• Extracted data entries
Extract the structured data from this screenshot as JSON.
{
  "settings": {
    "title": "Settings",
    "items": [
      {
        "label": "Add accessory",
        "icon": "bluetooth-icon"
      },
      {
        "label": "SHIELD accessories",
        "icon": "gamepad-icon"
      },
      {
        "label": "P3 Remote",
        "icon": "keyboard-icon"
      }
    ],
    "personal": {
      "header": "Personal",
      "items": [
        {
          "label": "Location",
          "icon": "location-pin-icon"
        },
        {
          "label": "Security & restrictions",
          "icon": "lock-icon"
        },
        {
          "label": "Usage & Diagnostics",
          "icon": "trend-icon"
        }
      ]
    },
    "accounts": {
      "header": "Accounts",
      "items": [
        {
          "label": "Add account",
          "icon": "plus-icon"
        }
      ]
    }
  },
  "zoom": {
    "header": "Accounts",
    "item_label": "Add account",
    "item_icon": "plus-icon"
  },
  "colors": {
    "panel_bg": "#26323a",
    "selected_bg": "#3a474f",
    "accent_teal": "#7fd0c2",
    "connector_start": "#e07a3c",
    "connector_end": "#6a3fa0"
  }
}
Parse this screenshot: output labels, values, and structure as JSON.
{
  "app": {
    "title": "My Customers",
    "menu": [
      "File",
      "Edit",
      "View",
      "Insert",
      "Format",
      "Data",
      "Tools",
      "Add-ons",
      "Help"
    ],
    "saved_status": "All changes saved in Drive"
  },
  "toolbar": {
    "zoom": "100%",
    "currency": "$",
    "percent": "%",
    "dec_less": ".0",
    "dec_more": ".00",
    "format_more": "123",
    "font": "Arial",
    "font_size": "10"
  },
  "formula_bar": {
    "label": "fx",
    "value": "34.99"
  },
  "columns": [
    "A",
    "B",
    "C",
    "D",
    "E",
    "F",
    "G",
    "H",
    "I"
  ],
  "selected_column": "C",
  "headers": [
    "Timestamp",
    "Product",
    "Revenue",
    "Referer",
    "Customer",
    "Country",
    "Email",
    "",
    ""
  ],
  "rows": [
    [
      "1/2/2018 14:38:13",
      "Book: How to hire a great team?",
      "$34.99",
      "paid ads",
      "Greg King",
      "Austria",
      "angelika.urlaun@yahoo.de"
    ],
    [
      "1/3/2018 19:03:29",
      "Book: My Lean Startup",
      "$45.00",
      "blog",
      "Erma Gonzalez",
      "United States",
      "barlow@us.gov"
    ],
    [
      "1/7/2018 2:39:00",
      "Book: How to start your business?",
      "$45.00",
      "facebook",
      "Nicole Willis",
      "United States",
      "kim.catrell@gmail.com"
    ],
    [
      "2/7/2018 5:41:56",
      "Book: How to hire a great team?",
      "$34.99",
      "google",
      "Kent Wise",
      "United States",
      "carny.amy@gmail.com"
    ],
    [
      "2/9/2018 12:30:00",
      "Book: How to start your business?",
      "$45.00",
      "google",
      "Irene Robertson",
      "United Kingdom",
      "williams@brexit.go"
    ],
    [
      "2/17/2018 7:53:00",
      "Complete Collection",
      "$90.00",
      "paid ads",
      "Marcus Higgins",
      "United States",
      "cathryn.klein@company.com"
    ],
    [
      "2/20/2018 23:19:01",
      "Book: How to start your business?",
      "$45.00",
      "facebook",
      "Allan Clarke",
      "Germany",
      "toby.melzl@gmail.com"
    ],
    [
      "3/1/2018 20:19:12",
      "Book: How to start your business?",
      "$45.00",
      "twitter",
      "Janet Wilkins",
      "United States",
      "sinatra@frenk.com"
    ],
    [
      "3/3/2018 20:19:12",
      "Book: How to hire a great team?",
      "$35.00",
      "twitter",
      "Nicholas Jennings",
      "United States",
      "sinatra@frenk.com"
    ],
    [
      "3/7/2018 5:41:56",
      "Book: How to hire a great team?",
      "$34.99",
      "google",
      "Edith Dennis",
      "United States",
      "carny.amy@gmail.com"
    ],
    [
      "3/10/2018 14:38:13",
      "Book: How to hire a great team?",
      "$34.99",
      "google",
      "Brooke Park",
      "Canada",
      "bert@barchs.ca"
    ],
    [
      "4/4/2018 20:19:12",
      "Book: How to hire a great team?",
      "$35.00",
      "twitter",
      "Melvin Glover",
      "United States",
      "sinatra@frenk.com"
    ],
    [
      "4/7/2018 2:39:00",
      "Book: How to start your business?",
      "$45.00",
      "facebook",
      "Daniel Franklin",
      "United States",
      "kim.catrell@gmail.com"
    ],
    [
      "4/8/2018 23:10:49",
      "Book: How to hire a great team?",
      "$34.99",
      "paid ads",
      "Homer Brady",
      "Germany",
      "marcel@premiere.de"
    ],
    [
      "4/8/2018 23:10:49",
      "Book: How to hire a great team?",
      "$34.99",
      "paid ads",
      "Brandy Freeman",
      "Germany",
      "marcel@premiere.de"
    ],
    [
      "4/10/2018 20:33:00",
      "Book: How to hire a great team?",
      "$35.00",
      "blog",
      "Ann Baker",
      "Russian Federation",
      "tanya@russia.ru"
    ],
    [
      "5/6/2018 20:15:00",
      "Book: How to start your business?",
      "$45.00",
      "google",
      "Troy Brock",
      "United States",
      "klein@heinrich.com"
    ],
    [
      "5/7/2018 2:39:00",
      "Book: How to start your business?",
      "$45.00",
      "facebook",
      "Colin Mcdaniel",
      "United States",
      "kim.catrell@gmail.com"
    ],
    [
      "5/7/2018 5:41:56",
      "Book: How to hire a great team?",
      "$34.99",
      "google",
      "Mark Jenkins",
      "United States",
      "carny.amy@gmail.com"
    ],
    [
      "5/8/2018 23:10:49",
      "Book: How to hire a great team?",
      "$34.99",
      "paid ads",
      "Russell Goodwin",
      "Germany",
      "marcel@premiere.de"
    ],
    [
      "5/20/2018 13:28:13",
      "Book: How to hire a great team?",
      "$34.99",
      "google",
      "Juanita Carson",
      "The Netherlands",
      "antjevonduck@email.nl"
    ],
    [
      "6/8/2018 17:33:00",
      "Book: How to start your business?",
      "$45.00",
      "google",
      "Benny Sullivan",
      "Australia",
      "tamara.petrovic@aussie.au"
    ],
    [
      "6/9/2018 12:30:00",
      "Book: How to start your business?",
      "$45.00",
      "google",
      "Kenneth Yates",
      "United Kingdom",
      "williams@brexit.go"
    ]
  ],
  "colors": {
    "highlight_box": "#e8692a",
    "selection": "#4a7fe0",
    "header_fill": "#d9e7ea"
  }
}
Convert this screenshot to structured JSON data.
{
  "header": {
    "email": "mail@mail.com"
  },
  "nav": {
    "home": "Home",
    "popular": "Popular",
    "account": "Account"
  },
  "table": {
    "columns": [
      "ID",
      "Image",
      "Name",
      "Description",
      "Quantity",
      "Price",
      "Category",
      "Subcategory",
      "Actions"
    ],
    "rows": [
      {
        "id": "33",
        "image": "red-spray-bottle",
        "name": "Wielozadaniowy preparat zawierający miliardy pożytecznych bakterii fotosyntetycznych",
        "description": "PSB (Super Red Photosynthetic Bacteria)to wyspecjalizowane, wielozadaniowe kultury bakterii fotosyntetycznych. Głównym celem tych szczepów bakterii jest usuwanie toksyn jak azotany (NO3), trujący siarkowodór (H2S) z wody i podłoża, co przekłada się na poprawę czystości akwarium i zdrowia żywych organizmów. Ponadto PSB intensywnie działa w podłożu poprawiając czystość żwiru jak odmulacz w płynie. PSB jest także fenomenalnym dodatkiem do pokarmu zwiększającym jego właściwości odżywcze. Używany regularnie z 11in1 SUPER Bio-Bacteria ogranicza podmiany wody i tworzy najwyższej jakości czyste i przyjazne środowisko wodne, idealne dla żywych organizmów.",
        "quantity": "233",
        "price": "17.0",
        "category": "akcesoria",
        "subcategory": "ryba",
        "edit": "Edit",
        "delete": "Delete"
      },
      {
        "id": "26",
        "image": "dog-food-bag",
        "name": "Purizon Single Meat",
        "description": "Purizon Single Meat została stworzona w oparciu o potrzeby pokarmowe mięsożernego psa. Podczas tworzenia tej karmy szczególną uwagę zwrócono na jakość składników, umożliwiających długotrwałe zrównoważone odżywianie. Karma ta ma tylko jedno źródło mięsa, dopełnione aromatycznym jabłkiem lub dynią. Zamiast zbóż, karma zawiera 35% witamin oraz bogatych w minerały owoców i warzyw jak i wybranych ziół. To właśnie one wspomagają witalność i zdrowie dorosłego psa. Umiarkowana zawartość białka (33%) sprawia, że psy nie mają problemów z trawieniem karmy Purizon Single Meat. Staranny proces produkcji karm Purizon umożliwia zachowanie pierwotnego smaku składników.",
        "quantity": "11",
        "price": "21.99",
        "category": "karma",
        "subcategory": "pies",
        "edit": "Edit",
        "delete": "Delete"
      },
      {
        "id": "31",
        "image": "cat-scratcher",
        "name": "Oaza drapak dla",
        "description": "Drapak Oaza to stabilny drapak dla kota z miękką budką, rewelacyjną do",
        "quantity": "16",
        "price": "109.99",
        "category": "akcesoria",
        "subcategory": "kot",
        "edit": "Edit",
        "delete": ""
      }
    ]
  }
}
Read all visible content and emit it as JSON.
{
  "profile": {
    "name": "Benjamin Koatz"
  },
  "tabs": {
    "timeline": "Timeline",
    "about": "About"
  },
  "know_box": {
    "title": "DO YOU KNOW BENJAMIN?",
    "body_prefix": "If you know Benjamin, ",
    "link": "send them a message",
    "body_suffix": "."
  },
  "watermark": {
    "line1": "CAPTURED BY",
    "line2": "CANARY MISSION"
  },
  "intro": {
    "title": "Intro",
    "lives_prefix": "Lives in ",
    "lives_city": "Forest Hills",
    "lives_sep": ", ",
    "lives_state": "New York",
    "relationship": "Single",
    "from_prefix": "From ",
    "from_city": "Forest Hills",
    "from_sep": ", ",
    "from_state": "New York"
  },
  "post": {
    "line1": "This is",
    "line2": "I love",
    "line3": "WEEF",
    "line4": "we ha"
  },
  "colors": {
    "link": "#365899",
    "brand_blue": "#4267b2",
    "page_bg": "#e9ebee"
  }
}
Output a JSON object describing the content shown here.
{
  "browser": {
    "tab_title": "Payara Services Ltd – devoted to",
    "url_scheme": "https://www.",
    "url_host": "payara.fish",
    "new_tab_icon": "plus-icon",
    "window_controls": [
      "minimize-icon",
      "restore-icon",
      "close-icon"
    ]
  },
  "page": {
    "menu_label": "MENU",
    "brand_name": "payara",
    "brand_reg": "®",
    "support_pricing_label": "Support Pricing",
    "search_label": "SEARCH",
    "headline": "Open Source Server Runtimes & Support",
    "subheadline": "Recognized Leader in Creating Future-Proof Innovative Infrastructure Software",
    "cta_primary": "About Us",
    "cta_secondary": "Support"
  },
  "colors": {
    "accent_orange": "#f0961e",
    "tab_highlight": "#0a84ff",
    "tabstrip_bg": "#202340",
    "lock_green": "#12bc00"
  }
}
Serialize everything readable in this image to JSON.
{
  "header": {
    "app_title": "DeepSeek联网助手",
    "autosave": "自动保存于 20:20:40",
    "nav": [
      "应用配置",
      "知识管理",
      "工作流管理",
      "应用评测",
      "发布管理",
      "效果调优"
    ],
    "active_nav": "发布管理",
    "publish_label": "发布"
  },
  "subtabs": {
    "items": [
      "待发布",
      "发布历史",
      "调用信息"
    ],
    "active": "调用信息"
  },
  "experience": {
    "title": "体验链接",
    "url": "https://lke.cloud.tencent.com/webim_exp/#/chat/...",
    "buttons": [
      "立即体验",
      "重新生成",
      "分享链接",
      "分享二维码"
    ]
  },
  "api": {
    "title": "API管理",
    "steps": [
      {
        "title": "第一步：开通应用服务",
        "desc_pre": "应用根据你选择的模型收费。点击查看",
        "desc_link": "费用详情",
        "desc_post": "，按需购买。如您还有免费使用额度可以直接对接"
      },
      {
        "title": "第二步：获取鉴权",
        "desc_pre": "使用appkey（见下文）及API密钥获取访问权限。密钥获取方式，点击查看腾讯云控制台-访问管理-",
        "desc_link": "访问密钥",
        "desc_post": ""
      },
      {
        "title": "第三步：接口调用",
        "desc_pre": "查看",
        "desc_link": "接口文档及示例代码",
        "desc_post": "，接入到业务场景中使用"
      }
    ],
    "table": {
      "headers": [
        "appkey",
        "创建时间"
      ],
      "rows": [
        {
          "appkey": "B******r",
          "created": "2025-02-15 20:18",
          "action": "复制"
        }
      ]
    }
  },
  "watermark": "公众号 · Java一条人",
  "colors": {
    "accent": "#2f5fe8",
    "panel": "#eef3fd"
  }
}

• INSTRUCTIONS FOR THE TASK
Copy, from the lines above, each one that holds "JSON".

• EXERCISE RESULT
Extract the structured data from this screenshot as JSON.
Parse this screenshot: output labels, values, and structure as JSON.
Convert this screenshot to structured JSON data.
Read all visible content and emit it as JSON.
Output a JSON object describing the content shown here.
Serialize everything readable in this image to JSON.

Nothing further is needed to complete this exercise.